Collateral Damage

   But what about us systems programmers who worked on the IBM systems? We were out the door. Never mind that I (and all of us) had done so much good work for the company, never mind that I was appreciated and no one wanted me gone, fate had run over me. And the irony is: had I not accepted the “promotion” seven years before, but had stayed put as a science application programmer, I would have flywheeled right through Y2K. But I had accepted a promotion and bad luck destroyed my career.
   Now, I pulled in some favors and managed to survive ten more months, just long enough to take an early retirement, so I left with my full retirement benefits. But still, I was out of a job and out of a career. I sent out hundreds of resumes over the next few years but nobody was hiring old fart IBM programmers. Do I complain? Well, yes, against bad luck. I don't feel abused by anyone involved with the transition, least of all the Unix/Oracle team that stepped in and saved JPL's butt. They (and their manager) diserve credit. I do wish however that I had not been a casuality of that epic. But oh well.
   But here's the thing: Had I not accepted that so-called “promotion” and had not moved to the systems programming group, but instead stayed where I was in the science group, I would have transitioned with everyone else into Unix programming, learned the C language and all its dialicts, HTML, and everything that comprised the “internet”. So I have my own self to blame. Now, to rub my nose in it furhter, I learned that other programmers, those whose jobs I had saved by accepting a transfer, converted my programs from PL/I and assembler to C and whatever, and did so easily because my well written code was so easy to understand. They couldn't know it, but they might as well have driven a knife in my heart.
   So that's my sad story. 
   Of course this twisty tale is only one way to lose your job and career. There are myriad ways you can be blindsided. Disaster doesn't necessairly come from so twisty a route as I have shared with you, it can come at you straight on. Maybe you think you are secure in your company. But what if the company fails? What if a car accident disables you? What if and what if?

Moral Of the Story

   And the moral? First: Be very careful when you move. Yes, I've read “Who Moved My Cheese?” too. But there is danger in moving about, there are mousetraps.

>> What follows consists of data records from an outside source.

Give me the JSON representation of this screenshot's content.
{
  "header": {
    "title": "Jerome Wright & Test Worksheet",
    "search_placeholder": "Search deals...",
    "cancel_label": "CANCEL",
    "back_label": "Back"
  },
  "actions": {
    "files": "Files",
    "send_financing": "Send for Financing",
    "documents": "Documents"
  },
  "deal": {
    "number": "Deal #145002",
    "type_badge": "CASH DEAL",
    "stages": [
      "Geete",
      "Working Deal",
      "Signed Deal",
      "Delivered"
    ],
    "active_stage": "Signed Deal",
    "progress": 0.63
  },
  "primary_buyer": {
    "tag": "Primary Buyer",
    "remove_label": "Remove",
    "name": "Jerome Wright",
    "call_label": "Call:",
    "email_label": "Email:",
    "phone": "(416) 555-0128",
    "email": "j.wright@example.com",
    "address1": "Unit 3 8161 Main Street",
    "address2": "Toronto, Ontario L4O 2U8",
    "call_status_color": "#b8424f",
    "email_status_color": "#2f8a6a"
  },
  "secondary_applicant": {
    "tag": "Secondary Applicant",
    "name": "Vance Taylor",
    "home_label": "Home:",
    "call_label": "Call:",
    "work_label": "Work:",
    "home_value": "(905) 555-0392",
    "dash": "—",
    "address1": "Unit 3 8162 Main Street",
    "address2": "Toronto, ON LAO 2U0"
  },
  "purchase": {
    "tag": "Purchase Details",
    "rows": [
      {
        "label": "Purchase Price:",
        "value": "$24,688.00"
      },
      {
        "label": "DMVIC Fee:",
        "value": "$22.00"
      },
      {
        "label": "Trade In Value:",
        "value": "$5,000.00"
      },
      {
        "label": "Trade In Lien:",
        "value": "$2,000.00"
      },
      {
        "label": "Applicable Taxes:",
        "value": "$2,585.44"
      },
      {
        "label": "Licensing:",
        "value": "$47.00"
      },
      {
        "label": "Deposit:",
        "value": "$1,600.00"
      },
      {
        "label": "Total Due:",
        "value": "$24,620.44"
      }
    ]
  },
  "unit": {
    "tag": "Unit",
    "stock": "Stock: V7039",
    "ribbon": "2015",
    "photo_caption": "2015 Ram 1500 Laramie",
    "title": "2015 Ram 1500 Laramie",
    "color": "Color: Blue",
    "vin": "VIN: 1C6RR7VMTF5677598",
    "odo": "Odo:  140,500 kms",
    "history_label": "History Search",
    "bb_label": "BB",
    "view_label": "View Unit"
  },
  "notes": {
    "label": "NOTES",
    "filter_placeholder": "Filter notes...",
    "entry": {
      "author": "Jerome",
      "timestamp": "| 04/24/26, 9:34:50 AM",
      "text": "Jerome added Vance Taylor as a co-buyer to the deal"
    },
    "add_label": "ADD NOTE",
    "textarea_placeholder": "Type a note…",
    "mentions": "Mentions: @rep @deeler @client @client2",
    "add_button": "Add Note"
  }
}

The real truth is not that moving is better than staying or that staying is better than moving, but that you need to evaluate with precision if staying is safe or not, and if staying is not safe then move on. But if staying is safe, then you need to think twice about moving on.
   But second (and more importantly): The real moral of the story is that retirement is not necessarily a good thing. It is something that may be forced on you when you can least afford it. So, what should you do about it? Here's my rule: Never be so certain that your Plan A is so secure that you don't need to do anything else. You should also have a Plan B. Ask yourself honestly: What will you do if you lose your job and can't find another? What should you be doing right now to hedge against that possibility? Figure out what your Plan B is and start working it  —  now!